Thursday, June 18, 2009

The best things in life are free


On the way to our weekly [Asian Language] class, we drove by a pumpkin patch less than a mile from our military housing.  On the side of the patch was a sign:  Free Pumpkins.

"Dad, can we stop and get a pumpkin?"

"Sorry, kids.  We've got to get to your class."

During class, I forgot all about the pumpkins.  But on the ride home, we saw the sign again and scores of people scouting through the pumpkin patch.

"Dad, can we please stop to get a pumpkin?"

"Let's go home and have lunch, then we'll see."

As we drove into our neighborhood, all I could see was pumpkins.  Pumpkins of every size, on every porch.  Even our neighbor had ten stacked up on top of each other.  Only our doorway stood barren and obviously neglected.  It needed a pumpkin.

Lunch was lovingly made, and quickly eaten.

"Dad, now can we go get a pumpkin?"

"Okay, [Token Asian Friend], let's go get a pumpkin."

We drove two minutes to the pumpkin patch, now void of people.  We stepped out and began to search through the fields for that special pumpkin calling my name.  As we waded through pumpkin rinds, shredded leaves, pumpkin guts, and uprooted pumpkin plants, I thought, "What a waste.  If people hadn't been in such a hurry, all of these pumpkins would still be usable."

After 15 minutes of searching, I found the one.  The little pumpkin that was perfect for me.  I began to walk toward my dad when I heard a voice.

It was an angry voice.

"Hey!  HEY!  WHAT do you THINK you are DOING?"  The man was yelling at my dad, who was piling up what pumpkins he could find.

"We saw a sign that said, 'Free Pumpkins' so we thought we'd come take a look."

The angry man looked at my dad and said sternly, his voice quivering, "Now, you tell me.  Who in their right mind would spend $5,000 dollars on pumpkin seed, and spend six months of their life growing them, and then put up a sign saying that they were all free?"

I saw in my mind the mass of people in the patch.  I saw the pumpkins lining the porches of my neighborhood.  I saw in my mind that small simple sign, hand written on a piece of poster board:  Free Pumpkins.  I put my pumpkin down, and walked toward my dad.  We apologized and left the angry old man alone in his empty pumpkin field.  

I learned a lesson that day.

The best things in life are free.

But pumpkins aren't.

5 comments:

Emily said...

Hm. That was kind of a sad story.

myimaginaryblog said...

Oh my word.
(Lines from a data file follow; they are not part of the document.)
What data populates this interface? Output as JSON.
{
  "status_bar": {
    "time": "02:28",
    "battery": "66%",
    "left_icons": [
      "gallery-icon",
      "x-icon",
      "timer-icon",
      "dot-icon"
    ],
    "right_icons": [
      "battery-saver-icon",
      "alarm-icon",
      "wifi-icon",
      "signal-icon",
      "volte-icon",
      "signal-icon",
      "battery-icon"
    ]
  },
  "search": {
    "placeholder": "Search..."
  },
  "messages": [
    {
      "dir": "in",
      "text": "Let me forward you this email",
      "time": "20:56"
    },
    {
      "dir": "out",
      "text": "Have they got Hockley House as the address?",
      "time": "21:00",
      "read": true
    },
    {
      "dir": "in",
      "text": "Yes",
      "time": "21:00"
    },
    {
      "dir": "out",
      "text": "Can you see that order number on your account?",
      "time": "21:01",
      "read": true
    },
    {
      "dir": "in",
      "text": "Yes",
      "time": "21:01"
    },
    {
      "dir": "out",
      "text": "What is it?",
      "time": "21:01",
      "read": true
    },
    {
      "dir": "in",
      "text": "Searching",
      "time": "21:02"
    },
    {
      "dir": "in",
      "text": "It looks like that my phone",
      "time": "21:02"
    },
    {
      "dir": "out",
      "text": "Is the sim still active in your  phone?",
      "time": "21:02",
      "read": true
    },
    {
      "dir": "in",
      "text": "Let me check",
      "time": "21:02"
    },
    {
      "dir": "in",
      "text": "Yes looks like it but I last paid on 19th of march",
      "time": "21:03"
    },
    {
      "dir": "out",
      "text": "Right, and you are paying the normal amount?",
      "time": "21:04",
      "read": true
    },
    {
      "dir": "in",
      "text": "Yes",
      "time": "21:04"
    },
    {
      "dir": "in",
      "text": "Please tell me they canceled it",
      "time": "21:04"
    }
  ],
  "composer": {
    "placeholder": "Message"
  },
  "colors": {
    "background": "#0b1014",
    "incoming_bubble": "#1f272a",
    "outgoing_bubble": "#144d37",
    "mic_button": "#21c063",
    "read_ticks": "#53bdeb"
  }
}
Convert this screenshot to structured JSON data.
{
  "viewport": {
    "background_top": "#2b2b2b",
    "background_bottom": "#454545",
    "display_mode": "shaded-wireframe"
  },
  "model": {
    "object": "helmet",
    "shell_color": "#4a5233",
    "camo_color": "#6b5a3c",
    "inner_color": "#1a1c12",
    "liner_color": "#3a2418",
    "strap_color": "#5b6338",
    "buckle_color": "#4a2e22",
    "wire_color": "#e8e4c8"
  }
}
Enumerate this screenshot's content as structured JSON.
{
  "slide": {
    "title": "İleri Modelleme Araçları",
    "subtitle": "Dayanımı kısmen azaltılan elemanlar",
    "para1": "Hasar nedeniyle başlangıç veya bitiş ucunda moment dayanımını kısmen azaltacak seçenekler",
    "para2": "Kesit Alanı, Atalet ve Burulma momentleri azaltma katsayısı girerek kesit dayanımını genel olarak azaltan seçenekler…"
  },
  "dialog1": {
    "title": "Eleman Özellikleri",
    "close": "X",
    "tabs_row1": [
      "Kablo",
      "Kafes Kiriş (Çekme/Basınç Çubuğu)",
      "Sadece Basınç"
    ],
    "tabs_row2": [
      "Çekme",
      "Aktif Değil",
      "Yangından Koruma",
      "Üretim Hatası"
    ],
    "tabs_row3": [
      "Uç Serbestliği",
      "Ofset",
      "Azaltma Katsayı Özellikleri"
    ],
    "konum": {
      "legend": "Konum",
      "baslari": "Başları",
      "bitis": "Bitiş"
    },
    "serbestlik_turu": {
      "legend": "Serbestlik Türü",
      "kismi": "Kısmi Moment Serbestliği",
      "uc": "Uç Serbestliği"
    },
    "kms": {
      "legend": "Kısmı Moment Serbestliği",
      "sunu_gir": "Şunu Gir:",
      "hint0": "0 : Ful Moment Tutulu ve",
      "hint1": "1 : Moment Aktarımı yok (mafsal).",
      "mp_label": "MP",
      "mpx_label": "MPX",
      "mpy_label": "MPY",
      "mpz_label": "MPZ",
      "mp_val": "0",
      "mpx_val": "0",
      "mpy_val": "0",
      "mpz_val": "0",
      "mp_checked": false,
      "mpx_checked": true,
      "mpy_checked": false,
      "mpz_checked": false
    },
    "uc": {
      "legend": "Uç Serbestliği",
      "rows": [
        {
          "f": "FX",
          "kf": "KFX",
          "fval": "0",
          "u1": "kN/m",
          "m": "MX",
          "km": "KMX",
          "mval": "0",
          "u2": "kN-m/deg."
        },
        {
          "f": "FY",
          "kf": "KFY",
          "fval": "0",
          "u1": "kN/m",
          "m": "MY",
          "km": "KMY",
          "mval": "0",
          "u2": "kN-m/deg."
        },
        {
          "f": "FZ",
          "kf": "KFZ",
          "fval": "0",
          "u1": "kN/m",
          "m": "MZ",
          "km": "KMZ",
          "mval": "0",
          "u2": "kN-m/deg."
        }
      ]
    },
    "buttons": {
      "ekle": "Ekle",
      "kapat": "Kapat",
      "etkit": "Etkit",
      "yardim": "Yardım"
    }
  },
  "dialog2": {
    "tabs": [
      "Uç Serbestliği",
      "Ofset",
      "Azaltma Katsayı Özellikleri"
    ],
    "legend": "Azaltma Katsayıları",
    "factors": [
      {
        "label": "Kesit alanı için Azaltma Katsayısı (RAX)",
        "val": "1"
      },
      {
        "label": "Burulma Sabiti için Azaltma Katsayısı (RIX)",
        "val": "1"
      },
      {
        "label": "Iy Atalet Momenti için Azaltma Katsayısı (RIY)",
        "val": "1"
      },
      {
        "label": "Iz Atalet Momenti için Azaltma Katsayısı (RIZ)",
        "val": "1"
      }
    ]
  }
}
That's really pretty horrible. Poor guy.

Token Asian Friend said...

I learned a lot about people and a lot about honesty that day .

Brooke said...

What a sad day ... for you and for the pumpkin farmer.

Pam C. said...

I guess your poor, neglected porch became a badge of honor then.